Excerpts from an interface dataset
====

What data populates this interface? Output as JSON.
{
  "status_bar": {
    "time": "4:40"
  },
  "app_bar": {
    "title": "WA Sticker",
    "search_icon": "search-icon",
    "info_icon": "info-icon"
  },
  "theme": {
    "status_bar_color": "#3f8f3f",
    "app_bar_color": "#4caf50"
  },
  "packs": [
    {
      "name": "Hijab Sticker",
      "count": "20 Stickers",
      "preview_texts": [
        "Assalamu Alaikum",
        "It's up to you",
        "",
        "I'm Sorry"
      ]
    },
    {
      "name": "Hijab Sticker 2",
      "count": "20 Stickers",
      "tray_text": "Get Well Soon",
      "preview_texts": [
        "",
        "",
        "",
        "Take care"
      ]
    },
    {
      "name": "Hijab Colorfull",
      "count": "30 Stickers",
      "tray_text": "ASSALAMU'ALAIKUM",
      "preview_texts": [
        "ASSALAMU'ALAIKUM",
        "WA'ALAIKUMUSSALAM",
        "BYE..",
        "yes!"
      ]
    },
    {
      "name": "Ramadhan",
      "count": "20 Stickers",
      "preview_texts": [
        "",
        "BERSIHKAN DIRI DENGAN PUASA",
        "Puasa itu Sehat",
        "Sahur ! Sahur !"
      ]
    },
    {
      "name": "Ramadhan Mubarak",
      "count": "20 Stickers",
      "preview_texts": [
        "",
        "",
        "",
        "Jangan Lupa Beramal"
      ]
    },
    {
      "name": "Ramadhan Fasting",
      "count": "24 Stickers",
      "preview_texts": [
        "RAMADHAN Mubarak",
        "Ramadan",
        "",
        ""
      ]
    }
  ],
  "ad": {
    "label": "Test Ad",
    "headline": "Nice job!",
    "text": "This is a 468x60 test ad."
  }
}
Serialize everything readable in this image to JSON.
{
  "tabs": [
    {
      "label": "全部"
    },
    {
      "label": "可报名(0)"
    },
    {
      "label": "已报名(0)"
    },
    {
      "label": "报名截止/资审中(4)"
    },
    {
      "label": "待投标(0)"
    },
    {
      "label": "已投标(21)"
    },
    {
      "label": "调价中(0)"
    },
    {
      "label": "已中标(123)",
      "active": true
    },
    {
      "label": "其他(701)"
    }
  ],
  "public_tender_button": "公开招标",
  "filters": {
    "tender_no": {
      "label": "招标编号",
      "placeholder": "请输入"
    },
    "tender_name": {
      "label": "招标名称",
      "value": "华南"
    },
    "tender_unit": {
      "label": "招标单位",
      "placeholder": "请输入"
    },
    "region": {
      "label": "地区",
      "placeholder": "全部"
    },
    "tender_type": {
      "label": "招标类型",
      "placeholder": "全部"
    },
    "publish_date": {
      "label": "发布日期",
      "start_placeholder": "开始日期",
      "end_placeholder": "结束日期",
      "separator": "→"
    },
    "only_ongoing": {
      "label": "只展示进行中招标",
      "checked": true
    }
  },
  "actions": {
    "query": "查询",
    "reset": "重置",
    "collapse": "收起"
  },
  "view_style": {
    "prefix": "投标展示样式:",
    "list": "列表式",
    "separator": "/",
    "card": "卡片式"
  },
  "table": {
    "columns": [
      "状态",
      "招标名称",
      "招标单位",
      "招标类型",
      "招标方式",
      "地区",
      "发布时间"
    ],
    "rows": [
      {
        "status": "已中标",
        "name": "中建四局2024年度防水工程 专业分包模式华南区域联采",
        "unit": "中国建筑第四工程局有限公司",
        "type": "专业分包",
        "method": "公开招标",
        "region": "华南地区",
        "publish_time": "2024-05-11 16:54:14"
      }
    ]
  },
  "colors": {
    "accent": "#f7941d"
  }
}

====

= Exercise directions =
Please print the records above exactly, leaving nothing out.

= Answer to the exercise =
What data populates this interface? Output as JSON.
{
  "status_bar": {
    "time": "4:40"
  },
  "app_bar": {
    "title": "WA Sticker",
    "search_icon": "search-icon",
    "info_icon": "info-icon"
  },
  "theme": {
    "status_bar_color": "#3f8f3f",
    "app_bar_color": "#4caf50"
  },
  "packs": [
    {
      "name": "Hijab Sticker",
      "count": "20 Stickers",
      "preview_texts": [
        "Assalamu Alaikum",
        "It's up to you",
        "",
        "I'm Sorry"
      ]
    },
    {
      "name": "Hijab Sticker 2",
      "count": "20 Stickers",
      "tray_text": "Get Well Soon",
      "preview_texts": [
        "",
        "",
        "",
        "Take care"
      ]
    },
    {
      "name": "Hijab Colorfull",
      "count": "30 Stickers",
      "tray_text": "ASSALAMU'ALAIKUM",
      "preview_texts": [
        "ASSALAMU'ALAIKUM",
        "WA'ALAIKUMUSSALAM",
        "BYE..",
        "yes!"
      ]
    },
    {
      "name": "Ramadhan",
      "count": "20 Stickers",
      "preview_texts": [
        "",
        "BERSIHKAN DIRI DENGAN PUASA",
        "Puasa itu Sehat",
        "Sahur ! Sahur !"
      ]
    },
    {
      "name": "Ramadhan Mubarak",
      "count": "20 Stickers",
      "preview_texts": [
        "",
        "",
        "",
        "Jangan Lupa Beramal"
      ]
    },
    {
      "name": "Ramadhan Fasting",
      "count": "24 Stickers",
      "preview_texts": [
        "RAMADHAN Mubarak",
        "Ramadan",
        "",
        ""
      ]
    }
  ],
  "ad": {
    "label": "Test Ad",
    "headline": "Nice job!",
    "text": "This is a 468x60 test ad."
  }
}
Serialize everything readable in this image to JSON.
{
  "tabs": [
    {
      "label": "全部"
    },
    {
      "label": "可报名(0)"
    },
    {
      "label": "已报名(0)"
    },
    {
      "label": "报名截止/资审中(4)"
    },
    {
      "label": "待投标(0)"
    },
    {
      "label": "已投标(21)"
    },
    {
      "label": "调价中(0)"
    },
    {
      "label": "已中标(123)",
      "active": true
    },
    {
      "label": "其他(701)"
    }
  ],
  "public_tender_button": "公开招标",
  "filters": {
    "tender_no": {
      "label": "招标编号",
      "placeholder": "请输入"
    },
    "tender_name": {
      "label": "招标名称",
      "value": "华南"
    },
    "tender_unit": {
      "label": "招标单位",
      "placeholder": "请输入"
    },
    "region": {
      "label": "地区",
      "placeholder": "全部"
    },
    "tender_type": {
      "label": "招标类型",
      "placeholder": "全部"
    },
    "publish_date": {
      "label": "发布日期",
      "start_placeholder": "开始日期",
      "end_placeholder": "结束日期",
      "separator": "→"
    },
    "only_ongoing": {
      "label": "只展示进行中招标",
      "checked": true
    }
  },
  "actions": {
    "query": "查询",
    "reset": "重置",
    "collapse": "收起"
  },
  "view_style": {
    "prefix": "投标展示样式:",
    "list": "列表式",
    "separator": "/",
    "card": "卡片式"
  },
  "table": {
    "columns": [
      "状态",
      "招标名称",
      "招标单位",
      "招标类型",
      "招标方式",
      "地区",
      "发布时间"
    ],
    "rows": [
      {
        "status": "已中标",
        "name": "中建四局2024年度防水工程 专业分包模式华南区域联采",
        "unit": "中国建筑第四工程局有限公司",
        "type": "专业分包",
        "method": "公开招标",
        "region": "华南地区",
        "publish_time": "2024-05-11 16:54:14"
      }
    ]
  },
  "colors": {
    "accent": "#f7941d"
  }
}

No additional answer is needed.